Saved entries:
*** Block opens ***

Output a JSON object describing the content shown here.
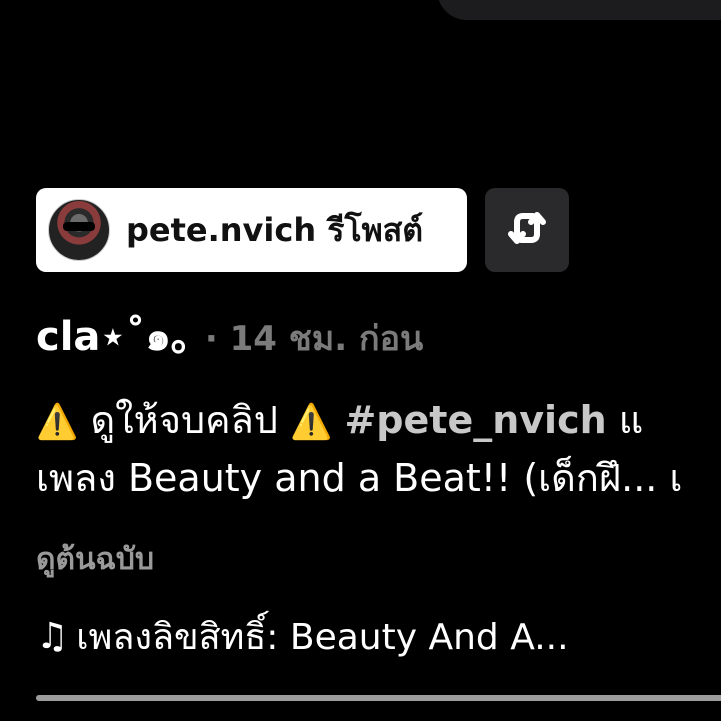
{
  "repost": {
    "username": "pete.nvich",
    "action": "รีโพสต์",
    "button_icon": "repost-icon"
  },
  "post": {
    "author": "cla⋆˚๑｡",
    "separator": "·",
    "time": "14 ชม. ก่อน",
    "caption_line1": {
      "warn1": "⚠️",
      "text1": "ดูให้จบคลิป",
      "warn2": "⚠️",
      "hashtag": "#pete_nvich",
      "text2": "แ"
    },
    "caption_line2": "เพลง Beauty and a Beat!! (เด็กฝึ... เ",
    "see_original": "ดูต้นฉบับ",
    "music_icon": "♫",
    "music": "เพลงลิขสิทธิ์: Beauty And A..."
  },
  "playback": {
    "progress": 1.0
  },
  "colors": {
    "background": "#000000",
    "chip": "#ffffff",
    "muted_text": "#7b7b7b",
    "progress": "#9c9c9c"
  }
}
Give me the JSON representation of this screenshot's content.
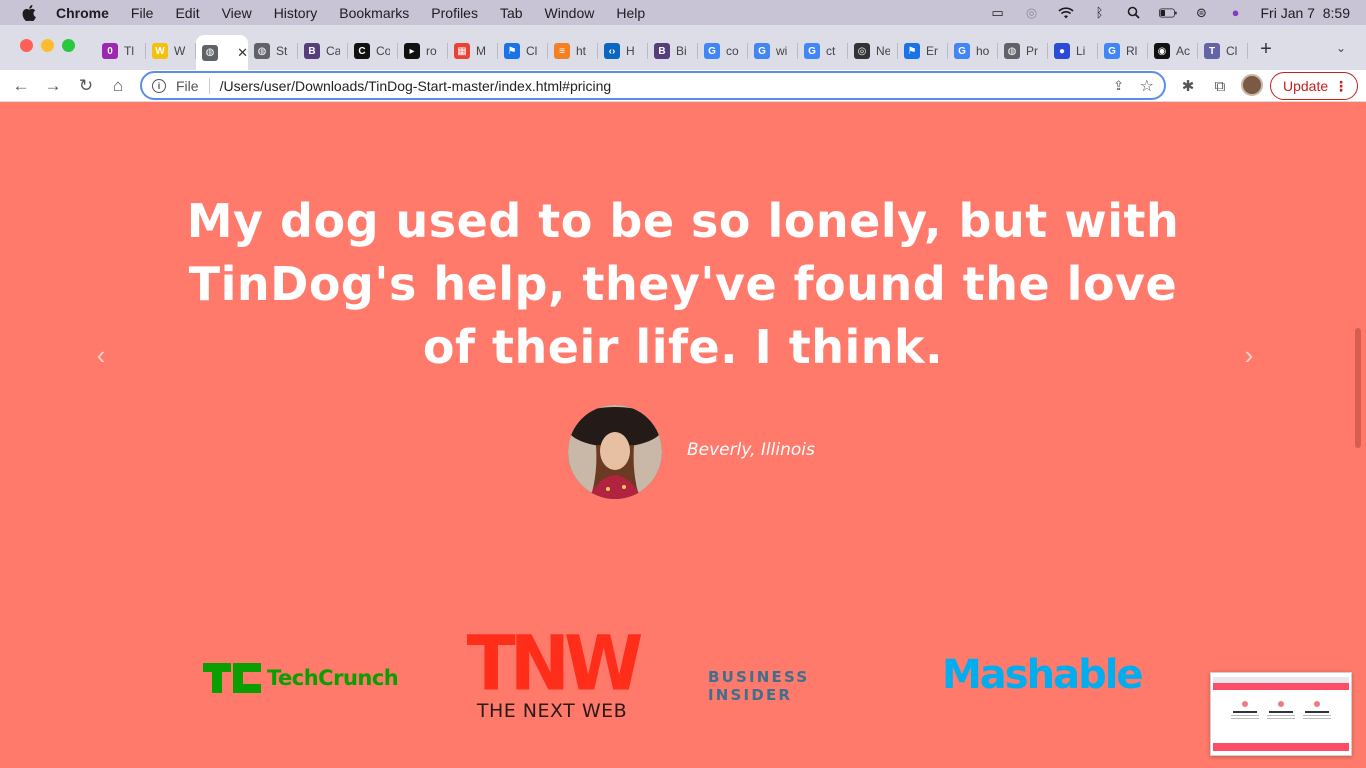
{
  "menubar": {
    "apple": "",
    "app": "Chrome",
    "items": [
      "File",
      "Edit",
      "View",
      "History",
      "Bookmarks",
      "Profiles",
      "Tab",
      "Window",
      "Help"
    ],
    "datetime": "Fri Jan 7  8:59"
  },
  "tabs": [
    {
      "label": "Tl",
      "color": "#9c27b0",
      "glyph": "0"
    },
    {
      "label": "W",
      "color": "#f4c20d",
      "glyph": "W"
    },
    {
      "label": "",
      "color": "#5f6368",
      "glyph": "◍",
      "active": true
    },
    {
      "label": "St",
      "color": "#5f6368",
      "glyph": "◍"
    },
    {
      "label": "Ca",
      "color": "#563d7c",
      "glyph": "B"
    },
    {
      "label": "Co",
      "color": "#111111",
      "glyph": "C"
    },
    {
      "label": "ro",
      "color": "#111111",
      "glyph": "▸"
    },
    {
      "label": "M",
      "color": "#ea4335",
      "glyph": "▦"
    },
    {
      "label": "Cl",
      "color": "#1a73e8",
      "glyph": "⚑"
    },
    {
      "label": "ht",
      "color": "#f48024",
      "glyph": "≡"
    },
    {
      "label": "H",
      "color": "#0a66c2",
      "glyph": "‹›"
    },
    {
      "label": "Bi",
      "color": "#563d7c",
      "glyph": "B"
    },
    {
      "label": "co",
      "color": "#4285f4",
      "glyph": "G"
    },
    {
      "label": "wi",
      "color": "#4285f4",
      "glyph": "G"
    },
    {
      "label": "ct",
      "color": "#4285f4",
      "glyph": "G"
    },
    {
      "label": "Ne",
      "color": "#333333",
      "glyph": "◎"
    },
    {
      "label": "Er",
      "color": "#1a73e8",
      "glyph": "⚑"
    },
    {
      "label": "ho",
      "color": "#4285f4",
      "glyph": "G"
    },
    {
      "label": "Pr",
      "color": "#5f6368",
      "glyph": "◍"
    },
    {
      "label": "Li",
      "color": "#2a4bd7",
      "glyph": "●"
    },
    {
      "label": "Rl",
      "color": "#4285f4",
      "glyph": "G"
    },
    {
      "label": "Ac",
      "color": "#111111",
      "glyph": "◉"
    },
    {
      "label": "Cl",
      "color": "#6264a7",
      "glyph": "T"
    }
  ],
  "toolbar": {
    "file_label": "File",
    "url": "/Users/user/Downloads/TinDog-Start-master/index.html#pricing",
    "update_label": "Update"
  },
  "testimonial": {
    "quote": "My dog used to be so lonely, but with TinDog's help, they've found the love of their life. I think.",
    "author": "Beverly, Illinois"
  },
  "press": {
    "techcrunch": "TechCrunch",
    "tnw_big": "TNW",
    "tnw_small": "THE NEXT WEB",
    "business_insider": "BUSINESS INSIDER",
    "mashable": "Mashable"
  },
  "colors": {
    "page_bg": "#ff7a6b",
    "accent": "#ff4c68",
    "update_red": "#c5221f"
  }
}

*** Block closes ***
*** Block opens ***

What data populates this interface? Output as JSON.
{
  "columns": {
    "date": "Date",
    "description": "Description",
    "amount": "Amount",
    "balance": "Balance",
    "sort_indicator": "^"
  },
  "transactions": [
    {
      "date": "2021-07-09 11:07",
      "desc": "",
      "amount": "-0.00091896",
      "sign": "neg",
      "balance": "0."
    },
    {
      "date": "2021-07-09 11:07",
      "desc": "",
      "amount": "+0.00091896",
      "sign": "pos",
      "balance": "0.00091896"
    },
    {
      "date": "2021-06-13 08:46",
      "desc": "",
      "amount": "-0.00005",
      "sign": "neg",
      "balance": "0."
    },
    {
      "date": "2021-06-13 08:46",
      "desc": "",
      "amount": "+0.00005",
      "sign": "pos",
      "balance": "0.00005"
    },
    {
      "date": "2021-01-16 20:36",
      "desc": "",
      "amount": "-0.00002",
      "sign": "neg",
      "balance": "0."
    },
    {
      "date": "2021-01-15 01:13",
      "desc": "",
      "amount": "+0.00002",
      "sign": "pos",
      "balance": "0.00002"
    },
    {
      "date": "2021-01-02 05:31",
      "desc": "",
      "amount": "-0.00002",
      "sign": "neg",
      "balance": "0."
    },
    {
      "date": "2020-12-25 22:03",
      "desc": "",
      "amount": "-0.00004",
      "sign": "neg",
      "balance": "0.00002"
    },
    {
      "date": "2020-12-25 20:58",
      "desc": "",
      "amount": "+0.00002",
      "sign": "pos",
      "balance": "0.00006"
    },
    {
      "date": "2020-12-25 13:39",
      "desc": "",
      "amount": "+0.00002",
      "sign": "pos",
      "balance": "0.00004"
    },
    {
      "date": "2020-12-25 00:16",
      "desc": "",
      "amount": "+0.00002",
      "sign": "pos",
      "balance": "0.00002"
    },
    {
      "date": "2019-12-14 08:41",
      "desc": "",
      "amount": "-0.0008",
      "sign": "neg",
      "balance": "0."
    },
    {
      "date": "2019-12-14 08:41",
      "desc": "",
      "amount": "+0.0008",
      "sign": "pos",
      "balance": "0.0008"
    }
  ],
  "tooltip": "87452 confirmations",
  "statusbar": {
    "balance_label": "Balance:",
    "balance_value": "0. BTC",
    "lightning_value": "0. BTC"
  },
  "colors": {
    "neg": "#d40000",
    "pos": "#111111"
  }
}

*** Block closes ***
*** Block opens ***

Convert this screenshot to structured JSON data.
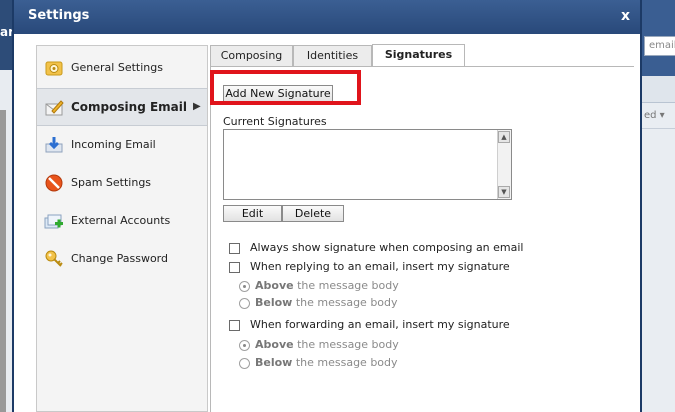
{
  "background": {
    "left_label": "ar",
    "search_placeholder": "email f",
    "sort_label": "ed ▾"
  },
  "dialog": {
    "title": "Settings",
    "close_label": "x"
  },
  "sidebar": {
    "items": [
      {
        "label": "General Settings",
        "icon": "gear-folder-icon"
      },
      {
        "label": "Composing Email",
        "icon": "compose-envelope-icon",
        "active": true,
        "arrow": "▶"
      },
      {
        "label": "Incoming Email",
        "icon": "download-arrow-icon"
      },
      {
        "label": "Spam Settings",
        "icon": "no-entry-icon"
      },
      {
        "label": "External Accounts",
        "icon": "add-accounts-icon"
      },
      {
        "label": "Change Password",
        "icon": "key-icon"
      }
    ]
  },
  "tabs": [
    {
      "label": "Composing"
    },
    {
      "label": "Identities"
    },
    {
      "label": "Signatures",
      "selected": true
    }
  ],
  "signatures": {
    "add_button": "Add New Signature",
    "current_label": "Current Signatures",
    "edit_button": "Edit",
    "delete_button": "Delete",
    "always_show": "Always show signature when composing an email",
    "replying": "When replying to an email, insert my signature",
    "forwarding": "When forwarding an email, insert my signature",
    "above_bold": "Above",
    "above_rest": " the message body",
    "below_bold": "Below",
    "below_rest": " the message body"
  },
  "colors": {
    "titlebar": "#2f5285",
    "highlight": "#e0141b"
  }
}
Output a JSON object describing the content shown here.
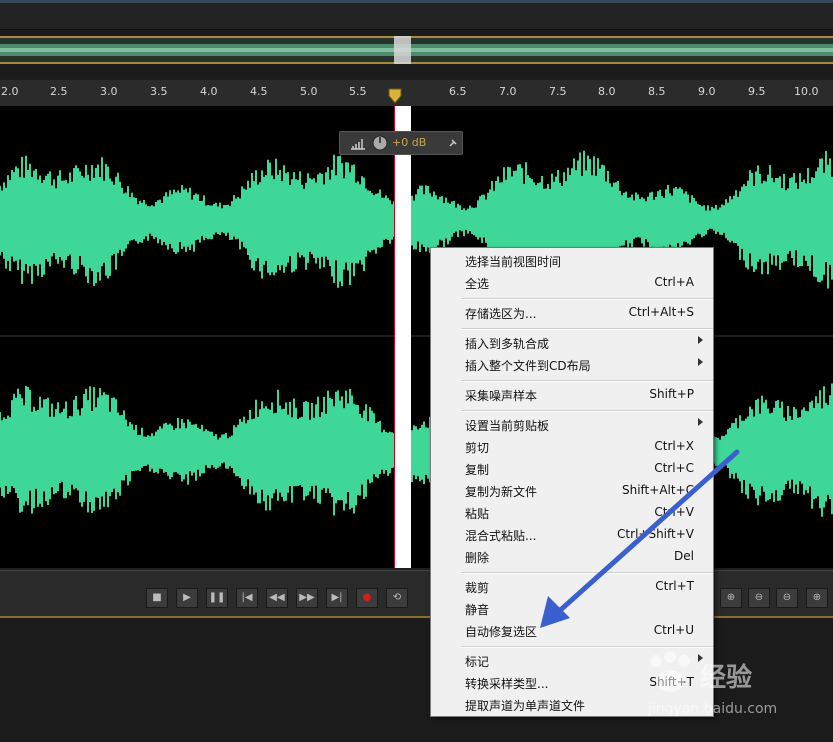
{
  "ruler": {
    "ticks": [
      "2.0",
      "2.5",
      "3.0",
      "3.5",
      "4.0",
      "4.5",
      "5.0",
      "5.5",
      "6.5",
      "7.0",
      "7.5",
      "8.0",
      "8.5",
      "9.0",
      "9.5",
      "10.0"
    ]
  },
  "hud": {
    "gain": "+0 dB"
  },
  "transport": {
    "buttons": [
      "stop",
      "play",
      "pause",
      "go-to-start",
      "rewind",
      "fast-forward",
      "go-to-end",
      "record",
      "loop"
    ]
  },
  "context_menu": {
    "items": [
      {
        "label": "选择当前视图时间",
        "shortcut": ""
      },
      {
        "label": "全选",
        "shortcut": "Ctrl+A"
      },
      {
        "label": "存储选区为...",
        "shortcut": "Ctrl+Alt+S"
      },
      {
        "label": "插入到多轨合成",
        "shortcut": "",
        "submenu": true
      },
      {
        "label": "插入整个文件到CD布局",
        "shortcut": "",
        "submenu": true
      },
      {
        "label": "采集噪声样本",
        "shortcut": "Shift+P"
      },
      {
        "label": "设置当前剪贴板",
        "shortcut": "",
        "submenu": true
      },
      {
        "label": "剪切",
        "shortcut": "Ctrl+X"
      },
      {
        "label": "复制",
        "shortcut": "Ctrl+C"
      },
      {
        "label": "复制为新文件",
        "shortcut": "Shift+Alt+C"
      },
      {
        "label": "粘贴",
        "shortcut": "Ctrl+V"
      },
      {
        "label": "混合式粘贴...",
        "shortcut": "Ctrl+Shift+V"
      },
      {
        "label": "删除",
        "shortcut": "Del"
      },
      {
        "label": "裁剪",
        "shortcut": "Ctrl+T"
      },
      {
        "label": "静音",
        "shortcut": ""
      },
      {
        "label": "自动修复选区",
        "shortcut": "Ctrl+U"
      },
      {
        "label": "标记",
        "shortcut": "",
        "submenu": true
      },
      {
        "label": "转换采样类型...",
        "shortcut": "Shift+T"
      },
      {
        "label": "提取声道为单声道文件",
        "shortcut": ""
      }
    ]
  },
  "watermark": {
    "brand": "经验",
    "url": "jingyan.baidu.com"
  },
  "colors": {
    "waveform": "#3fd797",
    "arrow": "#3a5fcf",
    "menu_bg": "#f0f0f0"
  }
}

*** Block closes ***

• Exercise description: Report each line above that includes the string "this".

• The completed task:
Give me the JSON representation of this screenshot's content.
What data populates this interface? Output as JSON.
Convert this screenshot to structured JSON data.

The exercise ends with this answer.